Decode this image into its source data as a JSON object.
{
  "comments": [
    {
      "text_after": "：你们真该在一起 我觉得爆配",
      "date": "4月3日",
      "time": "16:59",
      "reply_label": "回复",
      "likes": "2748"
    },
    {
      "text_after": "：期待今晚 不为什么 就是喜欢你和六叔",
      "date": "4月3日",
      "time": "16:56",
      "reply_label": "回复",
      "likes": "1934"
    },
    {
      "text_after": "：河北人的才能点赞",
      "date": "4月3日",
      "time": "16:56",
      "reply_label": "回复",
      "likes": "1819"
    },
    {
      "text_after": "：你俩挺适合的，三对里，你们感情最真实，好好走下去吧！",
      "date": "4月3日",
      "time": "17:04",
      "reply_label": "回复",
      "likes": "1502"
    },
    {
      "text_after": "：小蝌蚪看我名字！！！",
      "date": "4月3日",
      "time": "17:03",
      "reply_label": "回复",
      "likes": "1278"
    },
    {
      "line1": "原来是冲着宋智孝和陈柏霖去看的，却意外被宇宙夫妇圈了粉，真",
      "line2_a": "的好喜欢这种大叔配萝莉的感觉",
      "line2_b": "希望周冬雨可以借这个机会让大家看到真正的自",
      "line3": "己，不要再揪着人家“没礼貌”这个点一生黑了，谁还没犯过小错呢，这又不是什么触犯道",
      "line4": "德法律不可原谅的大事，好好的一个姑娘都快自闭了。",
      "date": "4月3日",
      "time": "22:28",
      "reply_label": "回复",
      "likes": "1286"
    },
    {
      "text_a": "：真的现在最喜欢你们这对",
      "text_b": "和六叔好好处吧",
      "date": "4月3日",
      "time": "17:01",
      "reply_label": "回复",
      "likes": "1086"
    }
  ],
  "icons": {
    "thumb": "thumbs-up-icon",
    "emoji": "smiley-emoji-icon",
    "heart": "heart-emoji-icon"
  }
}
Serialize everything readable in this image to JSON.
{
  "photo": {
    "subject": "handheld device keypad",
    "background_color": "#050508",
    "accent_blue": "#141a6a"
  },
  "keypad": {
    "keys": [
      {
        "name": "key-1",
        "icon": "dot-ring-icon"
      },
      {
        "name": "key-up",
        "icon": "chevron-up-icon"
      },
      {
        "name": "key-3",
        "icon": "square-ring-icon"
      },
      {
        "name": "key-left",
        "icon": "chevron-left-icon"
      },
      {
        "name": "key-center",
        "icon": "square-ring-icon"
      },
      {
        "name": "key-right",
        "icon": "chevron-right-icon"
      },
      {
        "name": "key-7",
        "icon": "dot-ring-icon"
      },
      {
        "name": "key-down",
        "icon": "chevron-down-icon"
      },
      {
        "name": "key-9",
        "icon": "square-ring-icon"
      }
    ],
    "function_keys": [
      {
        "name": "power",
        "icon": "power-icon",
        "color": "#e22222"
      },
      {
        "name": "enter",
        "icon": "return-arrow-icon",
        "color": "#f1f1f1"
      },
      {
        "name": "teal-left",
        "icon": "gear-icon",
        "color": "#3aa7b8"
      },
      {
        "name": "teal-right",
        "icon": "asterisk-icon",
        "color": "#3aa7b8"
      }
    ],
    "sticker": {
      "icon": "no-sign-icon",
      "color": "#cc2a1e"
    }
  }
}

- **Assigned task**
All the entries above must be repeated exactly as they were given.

- **Answer section**
Decode this image into its source data as a JSON object.
{
  "comments": [
    {
      "text_after": "：你们真该在一起 我觉得爆配",
      "date": "4月3日",
      "time": "16:59",
      "reply_label": "回复",
      "likes": "2748"
    },
    {
      "text_after": "：期待今晚 不为什么 就是喜欢你和六叔",
      "date": "4月3日",
      "time": "16:56",
      "reply_label": "回复",
      "likes": "1934"
    },
    {
      "text_after": "：河北人的才能点赞",
      "date": "4月3日",
      "time": "16:56",
      "reply_label": "回复",
      "likes": "1819"
    },
    {
      "text_after": "：你俩挺适合的，三对里，你们感情最真实，好好走下去吧！",
      "date": "4月3日",
      "time": "17:04",
      "reply_label": "回复",
      "likes": "1502"
    },
    {
      "text_after": "：小蝌蚪看我名字！！！",
      "date": "4月3日",
      "time": "17:03",
      "reply_label": "回复",
      "likes": "1278"
    },
    {
      "line1": "原来是冲着宋智孝和陈柏霖去看的，却意外被宇宙夫妇圈了粉，真",
      "line2_a": "的好喜欢这种大叔配萝莉的感觉",
      "line2_b": "希望周冬雨可以借这个机会让大家看到真正的自",
      "line3": "己，不要再揪着人家“没礼貌”这个点一生黑了，谁还没犯过小错呢，这又不是什么触犯道",
      "line4": "德法律不可原谅的大事，好好的一个姑娘都快自闭了。",
      "date": "4月3日",
      "time": "22:28",
      "reply_label": "回复",
      "likes": "1286"
    },
    {
      "text_a": "：真的现在最喜欢你们这对",
      "text_b": "和六叔好好处吧",
      "date": "4月3日",
      "time": "17:01",
      "reply_label": "回复",
      "likes": "1086"
    }
  ],
  "icons": {
    "thumb": "thumbs-up-icon",
    "emoji": "smiley-emoji-icon",
    "heart": "heart-emoji-icon"
  }
}
Serialize everything readable in this image to JSON.
{
  "photo": {
    "subject": "handheld device keypad",
    "background_color": "#050508",
    "accent_blue": "#141a6a"
  },
  "keypad": {
    "keys": [
      {
        "name": "key-1",
        "icon": "dot-ring-icon"
      },
      {
        "name": "key-up",
        "icon": "chevron-up-icon"
      },
      {
        "name": "key-3",
        "icon": "square-ring-icon"
      },
      {
        "name": "key-left",
        "icon": "chevron-left-icon"
      },
      {
        "name": "key-center",
        "icon": "square-ring-icon"
      },
      {
        "name": "key-right",
        "icon": "chevron-right-icon"
      },
      {
        "name": "key-7",
        "icon": "dot-ring-icon"
      },
      {
        "name": "key-down",
        "icon": "chevron-down-icon"
      },
      {
        "name": "key-9",
        "icon": "square-ring-icon"
      }
    ],
    "function_keys": [
      {
        "name": "power",
        "icon": "power-icon",
        "color": "#e22222"
      },
      {
        "name": "enter",
        "icon": "return-arrow-icon",
        "color": "#f1f1f1"
      },
      {
        "name": "teal-left",
        "icon": "gear-icon",
        "color": "#3aa7b8"
      },
      {
        "name": "teal-right",
        "icon": "asterisk-icon",
        "color": "#3aa7b8"
      }
    ],
    "sticker": {
      "icon": "no-sign-icon",
      "color": "#cc2a1e"
    }
  }
}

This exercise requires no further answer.